__Records for the task__
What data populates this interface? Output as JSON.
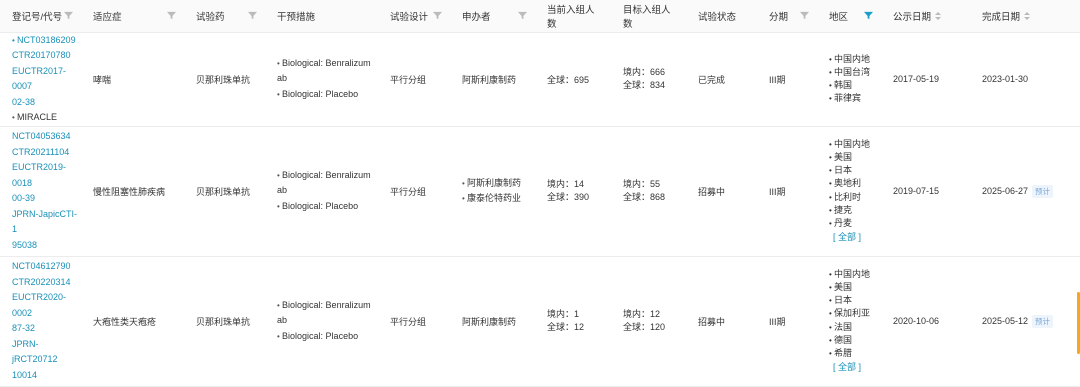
{
  "columns": {
    "reg": "登记号/代号",
    "indication": "适应症",
    "drug": "试验药",
    "intervention": "干预措施",
    "design": "试验设计",
    "sponsor": "申办者",
    "current": "当前入组人数",
    "target": "目标入组人数",
    "status": "试验状态",
    "phase": "分期",
    "region": "地区",
    "pub_date": "公示日期",
    "end_date": "完成日期"
  },
  "rows": [
    {
      "ids": [
        "NCT03186209",
        "CTR20170780",
        "EUCTR2017-0007",
        "02-38"
      ],
      "alias": "MIRACLE",
      "indication": "哮喘",
      "drug": "贝那利珠单抗",
      "interventions": [
        "Biological: Benralizum",
        "ab",
        "Biological: Placebo"
      ],
      "design": "平行分组",
      "sponsors": [
        "阿斯利康制药"
      ],
      "current": [
        "全球：695"
      ],
      "target": [
        "境内：666",
        "全球：834"
      ],
      "status": "已完成",
      "phase": "III期",
      "regions": [
        "中国内地",
        "中国台湾",
        "韩国",
        "菲律宾"
      ],
      "more": "",
      "pub_date": "2017-05-19",
      "end_date": "2023-01-30",
      "end_tag": ""
    },
    {
      "ids": [
        "NCT04053634",
        "CTR20211104",
        "EUCTR2019-0018",
        "00-39",
        "JPRN-JapicCTI-1",
        "95038"
      ],
      "alias": "",
      "indication": "慢性阻塞性肺疾病",
      "drug": "贝那利珠单抗",
      "interventions": [
        "Biological: Benralizum",
        "ab",
        "Biological: Placebo"
      ],
      "design": "平行分组",
      "sponsors": [
        "阿斯利康制药",
        "康泰伦特药业"
      ],
      "current": [
        "境内：14",
        "全球：390"
      ],
      "target": [
        "境内：55",
        "全球：868"
      ],
      "status": "招募中",
      "phase": "III期",
      "regions": [
        "中国内地",
        "美国",
        "日本",
        "奥地利",
        "比利时",
        "捷克",
        "丹麦"
      ],
      "more": "[ 全部 ]",
      "pub_date": "2019-07-15",
      "end_date": "2025-06-27",
      "end_tag": "预计"
    },
    {
      "ids": [
        "NCT04612790",
        "CTR20220314",
        "EUCTR2020-0002",
        "87-32",
        "JPRN-jRCT20712",
        "10014"
      ],
      "alias": "",
      "indication": "大疱性类天疱疮",
      "drug": "贝那利珠单抗",
      "interventions": [
        "Biological: Benralizum",
        "ab",
        "Biological: Placebo"
      ],
      "design": "平行分组",
      "sponsors": [
        "阿斯利康制药"
      ],
      "current": [
        "境内：1",
        "全球：12"
      ],
      "target": [
        "境内：12",
        "全球：120"
      ],
      "status": "招募中",
      "phase": "III期",
      "regions": [
        "中国内地",
        "美国",
        "日本",
        "保加利亚",
        "法国",
        "德国",
        "希腊"
      ],
      "more": "[ 全部 ]",
      "pub_date": "2020-10-06",
      "end_date": "2025-05-12",
      "end_tag": "预计"
    }
  ],
  "colors": {
    "link": "#1890b8",
    "active_filter": "#1aa0c8",
    "scroll": "#f5a623"
  }
}
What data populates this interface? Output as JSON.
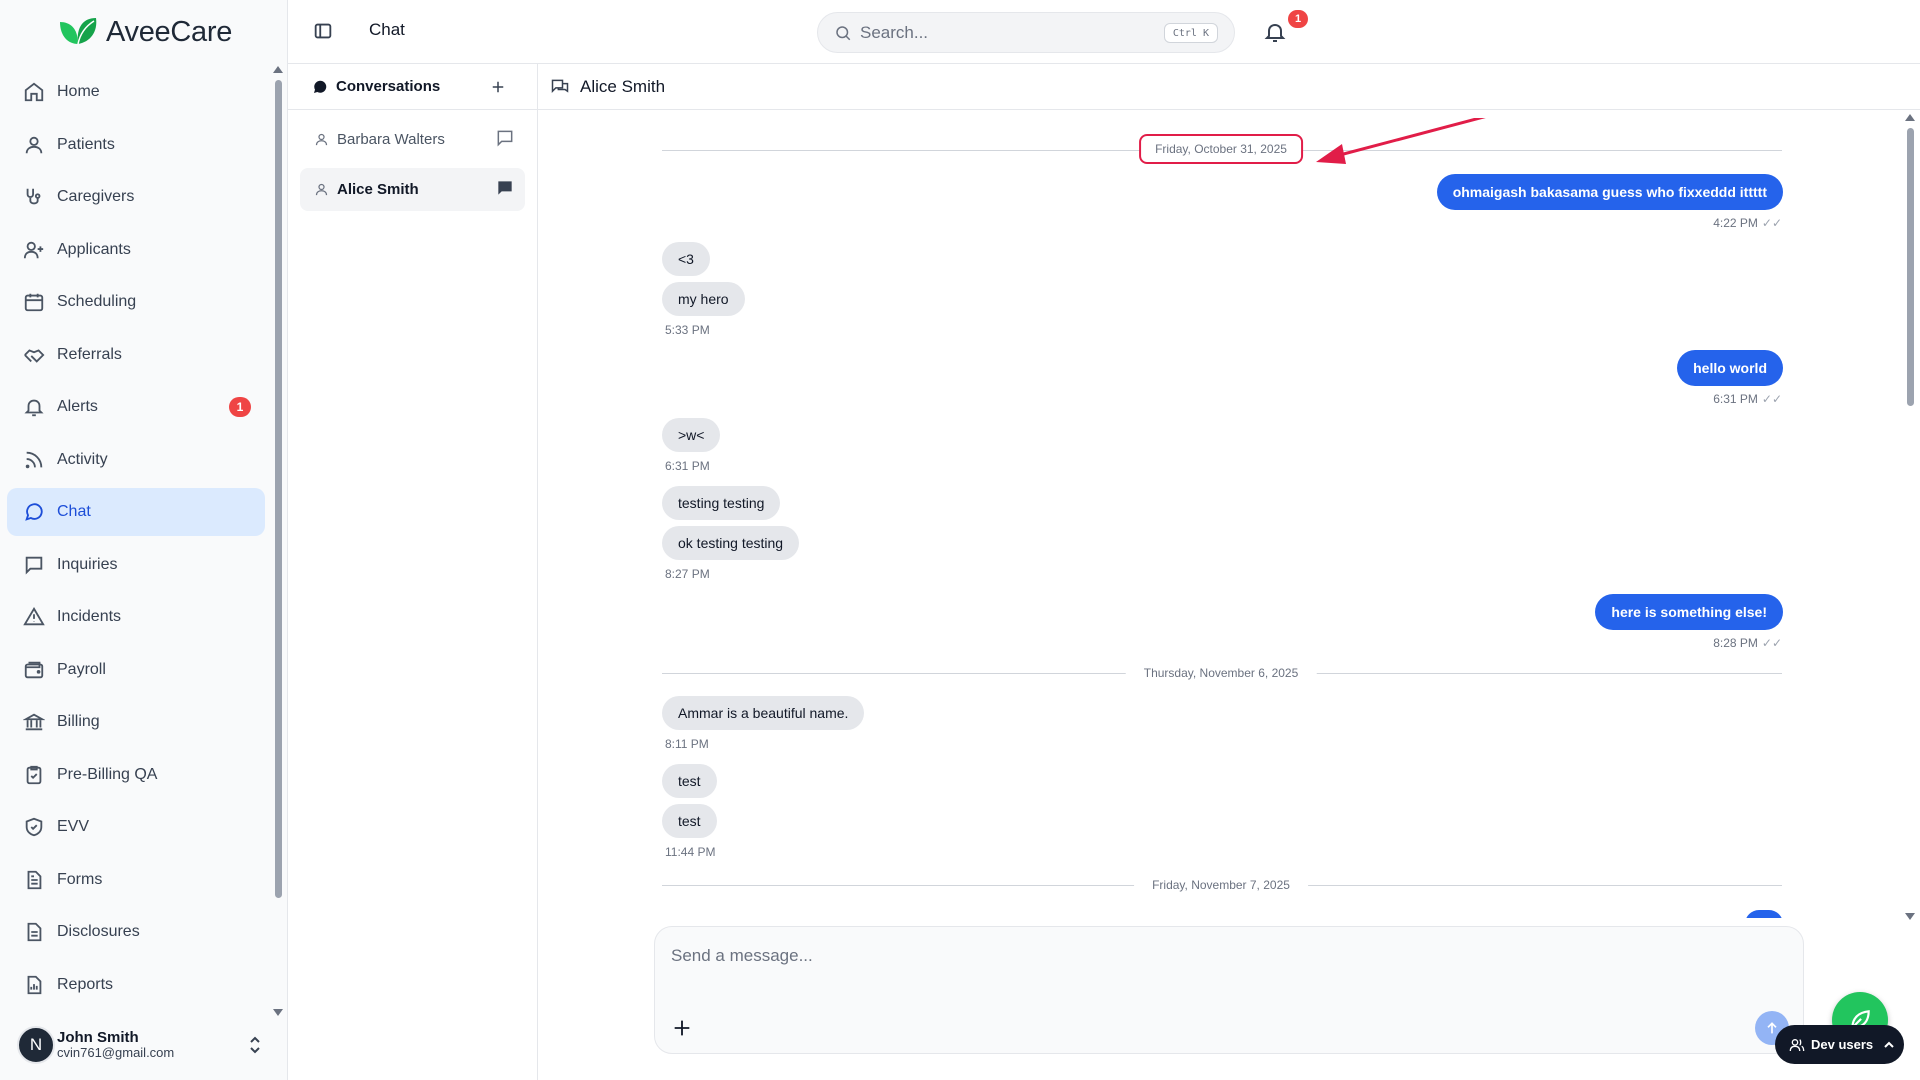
{
  "app": {
    "brand": "AveeCare",
    "accent": "#2563eb",
    "brand_green": "#22c55e"
  },
  "sidebar": {
    "items": [
      {
        "label": "Home",
        "icon": "home-icon"
      },
      {
        "label": "Patients",
        "icon": "user-icon"
      },
      {
        "label": "Caregivers",
        "icon": "stethoscope-icon"
      },
      {
        "label": "Applicants",
        "icon": "user-plus-icon"
      },
      {
        "label": "Scheduling",
        "icon": "calendar-icon"
      },
      {
        "label": "Referrals",
        "icon": "handshake-icon"
      },
      {
        "label": "Alerts",
        "icon": "bell-icon",
        "badge": "1"
      },
      {
        "label": "Activity",
        "icon": "rss-icon"
      },
      {
        "label": "Chat",
        "icon": "message-circle-icon",
        "active": true
      },
      {
        "label": "Inquiries",
        "icon": "message-square-icon"
      },
      {
        "label": "Incidents",
        "icon": "alert-triangle-icon"
      },
      {
        "label": "Payroll",
        "icon": "wallet-icon"
      },
      {
        "label": "Billing",
        "icon": "bank-icon"
      },
      {
        "label": "Pre-Billing QA",
        "icon": "clipboard-check-icon"
      },
      {
        "label": "EVV",
        "icon": "shield-check-icon"
      },
      {
        "label": "Forms",
        "icon": "file-text-icon"
      },
      {
        "label": "Disclosures",
        "icon": "file-icon"
      },
      {
        "label": "Reports",
        "icon": "file-chart-icon"
      }
    ],
    "user": {
      "initial": "N",
      "name": "John Smith",
      "email": "cvin761@gmail.com"
    }
  },
  "topbar": {
    "title": "Chat",
    "search_placeholder": "Search...",
    "search_shortcut": "Ctrl K",
    "notification_count": "1"
  },
  "conversations": {
    "title": "Conversations",
    "items": [
      {
        "name": "Barbara Walters",
        "active": false
      },
      {
        "name": "Alice Smith",
        "active": true
      }
    ]
  },
  "chat": {
    "title": "Alice Smith",
    "date_separators": [
      "Friday, October 31, 2025",
      "Thursday, November 6, 2025",
      "Friday, November 7, 2025"
    ],
    "messages": [
      {
        "dir": "out",
        "text": "ohmaigash bakasama guess who fixxeddd ittttt"
      },
      {
        "dir": "in",
        "text": "<3"
      },
      {
        "dir": "in",
        "text": "my hero"
      },
      {
        "dir": "out",
        "text": "hello world"
      },
      {
        "dir": "in",
        "text": ">w<"
      },
      {
        "dir": "in",
        "text": "testing testing"
      },
      {
        "dir": "in",
        "text": "ok testing testing"
      },
      {
        "dir": "out",
        "text": "here is something else!"
      },
      {
        "dir": "in",
        "text": "Ammar is a beautiful name."
      },
      {
        "dir": "in",
        "text": "test"
      },
      {
        "dir": "in",
        "text": "test"
      }
    ],
    "times": {
      "t1": "4:22 PM",
      "t2": "5:33 PM",
      "t3": "6:31 PM",
      "t4": "6:31 PM",
      "t5": "8:27 PM",
      "t6": "8:28 PM",
      "t7": "8:11 PM",
      "t8": "11:44 PM"
    },
    "read_ticks": "✓✓",
    "composer_placeholder": "Send a message..."
  },
  "dev_users": {
    "label": "Dev users"
  },
  "annotation": {
    "color": "#e11d48"
  }
}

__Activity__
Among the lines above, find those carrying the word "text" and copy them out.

__Problem solution__
        "icon": "file-text-icon"
        "text": "ohmaigash bakasama guess who fixxeddd ittttt"
        "text": "<3"
        "text": "my hero"
        "text": "hello world"
        "text": ">w<"
        "text": "testing testing"
        "text": "ok testing testing"
        "text": "here is something else!"
        "text": "Ammar is a beautiful name."
        "text": "test"
        "text": "test"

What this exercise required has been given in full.